Though retro games are a thing of the past for many, fans continue to reach for them when a craving for nostalgia hits
Video games developers are constantly taking advantage of improving technology, resulting in today’s multitude of technologically impressive games. However, many gaming enthusiasts look to the past for their entertainment, enjoying the games of decades gone by just as much as (if not more than) present day gaming. The question is, what gives these games their appeal when so many of them are unpolished compared to today’s software?
Nintendo President Satori Iwata left behind a storied legacy before passing away at the age of 55
President of Nintendo Co., Ltd., Satoru Iwata, died Saturday from a bile duct tumor. Iwata had been battling the illness for several years. Nintendo issued a statement mourning the loss of Iwata and the temporary appointment of co-Representative Directors Shigeru Miyamoto and Genyo Takeda, both long-time developers at Nintendo. He succeeded the late Hiroshi Yamauchi after his retirement, and was the first executive to come from outside the Yamauchi family. Iwata was 55.
A collector’s paradise is coming to the Regional Market
Enthusiasts and collectors of comics, figures, video games, trading cards and much more will descend upon the Regional Market on Sunday, July 12, 11 a.m. to 6 p.m., for Salt City Collect-A-Con. The event will feature vendors and guests from across the upstate area, as well as an array of video game tournaments.

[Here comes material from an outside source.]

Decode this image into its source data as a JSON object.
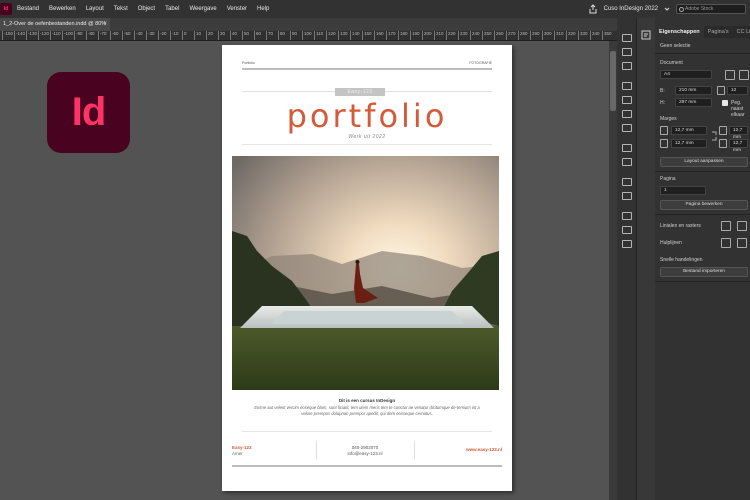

New game Zero Escape 3: Zero Time Dilemma will make its debut next summer
After a months-long tease from localization studio Aksys Games, a third installment in Kotaro Uchikoshi’s Zero Escape visual novel series will see a release on the Nintendo 3DS and Playstation Vita consoles next summer.
Ben Ingber introduces smartphone users to five sleek and user-friendly apps that are under the radar
In today's day and age of smartphones and tablets, it is all about the apps. There are apps for everything. From photo sharing, to shopping and even parking meters. Consumers today no longer want to log onto a mobile website, they want to download a company's app.
These are some of the games that have garnered attention for their rarity; hiking up their prices in the process
Collecting has become a prominent aspect of video gaming. Whether it’s newcomers looking to find the games of yesteryear that they might have missed, or old timers trying to re-acquire their childhood favorites, demand for retro and nostalgic games has taken off. While you can find a stack of common Nintendo and Atari fare at just about any flea market or garage sale, some are more elusive. Here’s a few rare and valuable games and the stories behind them.
A rundown of some of the the most bizarre video and arcade games available
In the 40 some-odd years that video games have been around, some have been good, some have been bad and some have been just downright strange. Here’s a brief look at a few strange games that are worth checking out, despite their weirdness (or because of it!):
Ben Ingber discusses Microsoft’s newest innovations in Windows 10.
On July 29, 2015, Microsoft will release Windows 10. For free. Well, there is a catch. You must currently be running Windows 7 or Windows 8.1 and have to upgrade within the next year. However, this alone is a huge change of course for Microsoft, who typically charges around $120 for their latest operating system. Announced in January, Windows 10 will bring the features everyone loved in Windows 7 with the power and performance of Windows 8.1.
New game releases and new features were discussed at this year’s E3 gaming conference
Electronic Entertainment Expo, or E3 for short, is the annual video game industry trade show where companies make announcements about upcoming products and games. Here’s a look at the best of what Microsoft, Sony and Nintendo had to offer.
New games were announced by gaming company Bethesda at the E3 conference in Los Angeles, CA on June 14.
Electronic Entertainment Expo, better known as E3, is currently taking place in Los Angeles, CA. For those not able to attend, videos of the conference, as well as streaming, will be available.